The Power of 3: Supporting Elderly Parents
Day 63 of 100 days of Blogging
My Dad had a stroke a few weeks ago.
Quick update on physical details: He can talk. He is numb on the left side. No blockages in his arteries. He is in rehab and working really hard to recover. My niece is a speech therapist and she told us that the first six months are vital to the best recovery. He is working hard and making progress and has a positive attitude.
My Mom and Dad have been married for sixty years. She is balancing taking care of herself and their home and going over to spend every afternoon with him.
A few more details:
I have two living siblings.
My sister, Joanne, is 57 years old. A preschool teacher. Parent of 3 adult children. She has been taking the “first shift” of support. She lives the closest to my parents, 90 minutes away, and her lifestyle allows for regular visits right now.
My brother, Rob, is 52 years, a carpenter. Lives in New Jersey. Divorced. Co-parenting three kids who are in public school. His daughter needs someone to be with her at the bus stop every day. He is willing to take a shift and for now he is talking with our parents daily.
I am 59 years old. Entrepreneur and Coach. Parent of 3 adult children. Currently living in Washington, DC area. Teaching a variety of workshops in person and on-line. Working with the Heal My Voice Board President and holding in person meetings to build the 2016 Board of Directors. I will be flying to Florida and staying for a week at the end of December.
There was a time in my life where I would have dropped everything to be there for my parents immediately. I homeschooled my kids and had the flexibility to go on the road during most of their education.
At this time in my life, it means cancelling meetings and events and putting my life on hold. I go in and out of guilt about not dropping everything in my life to sit by my Dad’s bedside, help my Mom and be there to support my Dad’s recovery. I see many of the women around me right now in this struggle of wanting to care for and support their parents and questioning how much of our own dreams do we put on hold. And for many of us, the youngest adult child has just left the nest and we are building streams of income to support ourselves financially for the next part of our lives.
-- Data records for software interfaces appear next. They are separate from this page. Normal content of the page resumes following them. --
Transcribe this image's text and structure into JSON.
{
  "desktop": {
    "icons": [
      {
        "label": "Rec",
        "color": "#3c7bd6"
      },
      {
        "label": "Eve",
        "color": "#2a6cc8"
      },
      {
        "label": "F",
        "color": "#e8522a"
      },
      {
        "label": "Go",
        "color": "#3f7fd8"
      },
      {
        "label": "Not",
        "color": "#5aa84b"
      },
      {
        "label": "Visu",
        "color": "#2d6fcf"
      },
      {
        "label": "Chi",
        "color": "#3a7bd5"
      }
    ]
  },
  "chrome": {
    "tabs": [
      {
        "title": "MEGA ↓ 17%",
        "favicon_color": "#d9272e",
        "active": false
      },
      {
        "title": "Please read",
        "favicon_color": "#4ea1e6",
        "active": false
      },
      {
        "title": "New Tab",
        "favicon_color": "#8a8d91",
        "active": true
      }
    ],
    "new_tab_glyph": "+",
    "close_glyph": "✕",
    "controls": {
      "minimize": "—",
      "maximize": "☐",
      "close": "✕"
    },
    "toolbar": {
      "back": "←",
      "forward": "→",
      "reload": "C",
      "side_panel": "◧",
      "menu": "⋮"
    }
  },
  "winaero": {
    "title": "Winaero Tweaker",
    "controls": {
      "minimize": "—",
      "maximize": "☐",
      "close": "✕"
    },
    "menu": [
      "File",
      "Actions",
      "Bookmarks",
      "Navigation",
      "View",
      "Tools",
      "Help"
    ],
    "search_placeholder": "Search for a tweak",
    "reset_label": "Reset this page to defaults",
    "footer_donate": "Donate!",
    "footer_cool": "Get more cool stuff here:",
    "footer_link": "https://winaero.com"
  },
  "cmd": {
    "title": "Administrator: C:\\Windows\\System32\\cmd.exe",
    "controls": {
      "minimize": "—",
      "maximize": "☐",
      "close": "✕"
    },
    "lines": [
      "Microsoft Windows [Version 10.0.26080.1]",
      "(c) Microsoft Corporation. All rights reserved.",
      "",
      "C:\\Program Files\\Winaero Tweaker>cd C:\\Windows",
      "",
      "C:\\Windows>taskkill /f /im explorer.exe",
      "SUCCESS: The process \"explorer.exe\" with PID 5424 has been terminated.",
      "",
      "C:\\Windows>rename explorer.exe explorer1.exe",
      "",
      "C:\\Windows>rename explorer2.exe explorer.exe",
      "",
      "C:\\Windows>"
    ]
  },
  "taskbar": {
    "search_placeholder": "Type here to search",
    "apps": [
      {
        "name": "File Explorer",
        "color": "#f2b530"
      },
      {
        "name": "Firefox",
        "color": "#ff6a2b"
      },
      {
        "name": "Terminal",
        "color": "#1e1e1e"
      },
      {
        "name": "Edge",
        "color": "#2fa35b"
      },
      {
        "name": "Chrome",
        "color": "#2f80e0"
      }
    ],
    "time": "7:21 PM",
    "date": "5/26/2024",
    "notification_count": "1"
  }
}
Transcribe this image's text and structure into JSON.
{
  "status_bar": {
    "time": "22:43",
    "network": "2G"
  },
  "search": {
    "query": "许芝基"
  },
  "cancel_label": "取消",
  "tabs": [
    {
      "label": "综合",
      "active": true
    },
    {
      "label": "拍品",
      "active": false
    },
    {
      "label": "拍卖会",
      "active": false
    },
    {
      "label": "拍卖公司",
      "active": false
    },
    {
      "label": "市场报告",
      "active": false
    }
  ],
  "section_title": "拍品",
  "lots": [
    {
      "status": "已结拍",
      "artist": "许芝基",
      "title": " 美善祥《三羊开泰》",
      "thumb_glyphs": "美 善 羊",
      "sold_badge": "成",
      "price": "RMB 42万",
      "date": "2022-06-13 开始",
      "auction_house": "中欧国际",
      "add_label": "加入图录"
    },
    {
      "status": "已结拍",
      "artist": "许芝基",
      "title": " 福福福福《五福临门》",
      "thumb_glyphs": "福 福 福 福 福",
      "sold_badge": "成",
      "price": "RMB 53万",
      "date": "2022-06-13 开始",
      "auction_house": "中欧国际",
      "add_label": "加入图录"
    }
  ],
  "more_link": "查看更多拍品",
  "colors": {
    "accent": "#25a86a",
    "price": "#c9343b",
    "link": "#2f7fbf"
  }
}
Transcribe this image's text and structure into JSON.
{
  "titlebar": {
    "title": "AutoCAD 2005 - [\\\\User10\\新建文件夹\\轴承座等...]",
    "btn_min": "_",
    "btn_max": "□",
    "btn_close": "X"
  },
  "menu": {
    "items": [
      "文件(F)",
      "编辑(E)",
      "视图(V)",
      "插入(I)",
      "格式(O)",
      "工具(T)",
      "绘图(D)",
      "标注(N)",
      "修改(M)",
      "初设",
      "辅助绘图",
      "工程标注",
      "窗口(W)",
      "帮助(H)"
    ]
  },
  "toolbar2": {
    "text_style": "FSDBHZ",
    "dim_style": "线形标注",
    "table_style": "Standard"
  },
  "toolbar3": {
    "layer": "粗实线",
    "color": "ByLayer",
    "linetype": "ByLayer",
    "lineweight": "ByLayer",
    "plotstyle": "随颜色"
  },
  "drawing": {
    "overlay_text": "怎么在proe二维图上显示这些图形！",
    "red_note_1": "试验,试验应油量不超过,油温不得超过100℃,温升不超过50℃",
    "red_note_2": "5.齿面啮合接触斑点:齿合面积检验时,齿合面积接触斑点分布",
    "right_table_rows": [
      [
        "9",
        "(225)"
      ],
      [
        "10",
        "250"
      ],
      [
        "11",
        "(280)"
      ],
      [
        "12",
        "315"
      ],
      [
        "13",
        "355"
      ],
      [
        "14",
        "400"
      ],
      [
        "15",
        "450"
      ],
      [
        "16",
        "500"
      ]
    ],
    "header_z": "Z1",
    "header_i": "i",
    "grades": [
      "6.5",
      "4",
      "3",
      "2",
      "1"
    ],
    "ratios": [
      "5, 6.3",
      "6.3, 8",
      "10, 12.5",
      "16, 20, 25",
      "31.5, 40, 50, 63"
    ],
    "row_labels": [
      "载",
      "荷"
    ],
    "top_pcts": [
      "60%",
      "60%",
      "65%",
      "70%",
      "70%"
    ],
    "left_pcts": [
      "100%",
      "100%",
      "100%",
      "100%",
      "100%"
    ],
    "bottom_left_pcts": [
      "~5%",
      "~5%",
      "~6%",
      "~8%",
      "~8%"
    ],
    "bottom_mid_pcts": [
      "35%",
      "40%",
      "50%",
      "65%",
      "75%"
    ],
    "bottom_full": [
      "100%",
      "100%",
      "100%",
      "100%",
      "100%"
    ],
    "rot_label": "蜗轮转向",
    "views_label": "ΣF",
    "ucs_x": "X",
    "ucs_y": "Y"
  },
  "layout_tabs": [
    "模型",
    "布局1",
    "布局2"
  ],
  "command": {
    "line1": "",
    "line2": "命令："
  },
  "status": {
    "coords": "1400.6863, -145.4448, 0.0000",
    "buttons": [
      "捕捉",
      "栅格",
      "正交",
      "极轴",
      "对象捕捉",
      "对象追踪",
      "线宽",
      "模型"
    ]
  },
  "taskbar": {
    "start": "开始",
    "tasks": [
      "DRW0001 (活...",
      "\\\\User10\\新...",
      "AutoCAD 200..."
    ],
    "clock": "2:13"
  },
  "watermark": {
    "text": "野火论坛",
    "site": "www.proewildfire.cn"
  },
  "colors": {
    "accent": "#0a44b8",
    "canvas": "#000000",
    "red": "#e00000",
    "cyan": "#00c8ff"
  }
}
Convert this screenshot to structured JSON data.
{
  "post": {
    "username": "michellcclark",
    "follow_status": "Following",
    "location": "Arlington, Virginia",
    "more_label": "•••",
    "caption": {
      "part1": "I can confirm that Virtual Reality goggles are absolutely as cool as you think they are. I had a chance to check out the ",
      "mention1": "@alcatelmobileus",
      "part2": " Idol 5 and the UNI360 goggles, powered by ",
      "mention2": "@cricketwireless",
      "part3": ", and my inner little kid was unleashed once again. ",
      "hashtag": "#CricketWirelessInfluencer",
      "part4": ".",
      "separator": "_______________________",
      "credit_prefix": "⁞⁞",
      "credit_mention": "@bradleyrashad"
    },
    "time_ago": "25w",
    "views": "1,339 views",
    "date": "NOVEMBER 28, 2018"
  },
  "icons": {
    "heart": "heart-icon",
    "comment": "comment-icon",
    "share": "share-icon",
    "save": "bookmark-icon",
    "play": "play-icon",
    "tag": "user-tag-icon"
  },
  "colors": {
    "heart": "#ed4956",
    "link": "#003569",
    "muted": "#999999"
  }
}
So, the decisions my siblings and I are making are practical. Who is going to help them? Even being real with each other. When is it “convenient” for a loved one to need additional support? My parents have always lived full and busy lives with many interests, and service work and community. So, of course, we are all the same. Living full lives with commitments to other people.
First, our conversations centered around the shock of the stroke which was sudden and unexpected.
Second, the assessment of his health and…to be blunt, if he was about to die or live.
Third, once we knew he was stable, what are the long term care needs.
My siblings and I moved into more practical conversation. You take this shift. I will come down for that shift. Then communicating during each step.
There are layers of internal processing here for me. I have already lost a son and a husband to illness. I have already watched two people I love die. I was the caretaker who sat by each of their bedsides. This experience is familiar and my heart is heavy thinking about it. Knowing what I have learned from losing so many loved ones and letting myself stay in the discomfort of feeling like I am not doing enough right now.
From the loss of a brother, son and husband, I have learned to live more in the present moment. And each additional time I get to spend with loved ones is a bonus. I have learned to keep my heart open and to love fully in the moment. I have to let go when I leave not knowing if I will ever see them again. All we have is the present moment.
Today I am feeling grateful we were all together at my Aunt Ellen’s funeral in Boston in September. My Dad, Mom, Sister, Brother and Me with various generations. Conversations. Photos. Connecting with Relatives and Sharing Memories. It was a beautiful weekend. Lots of sad feelings about the sudden death of my Aunt and so much joy around all of the times we spent together. Love. Gratitude. Appreciation.
What I know today is I have my plane ticket for Florida. Flying at the end of December. Spending New Year’s Eve with my parents and ringing in 2016. Creating more memories. Until then, we have the phone and computer. I have a text thread with my sister and brother. And I have made a commitment to stay in the present and live for today.
Today I am grateful that I have two siblings who are a part of this journey with me. I am appreciating the Power of 3 and how this time, I don’t have to do it alone.
Andrea Hylen believes in the power of our voice to usher in a new world. She is the founder of Heal My Voice, an organization that inspires women and men to heal a story, reclaim personal power and step into greater leadership. Andrea discovered her unique gifts while parenting three daughters and learning to live life fully after the deaths of her brother, son and husband. In addition to serving as Heal My Voice’s Executive Director, Andrea is an Orgasmic Meditation Teacher and Sexuality Coach.
She is following her intuition as she collaborates with women and men in organizations and travels around the world speaking, teaching and leading workshops. Her passion is authentically living life and supporting others in doing the same. To connect with Andrea and learn about current projects go to: www.andreahylen.com and www.healmyvoice.org.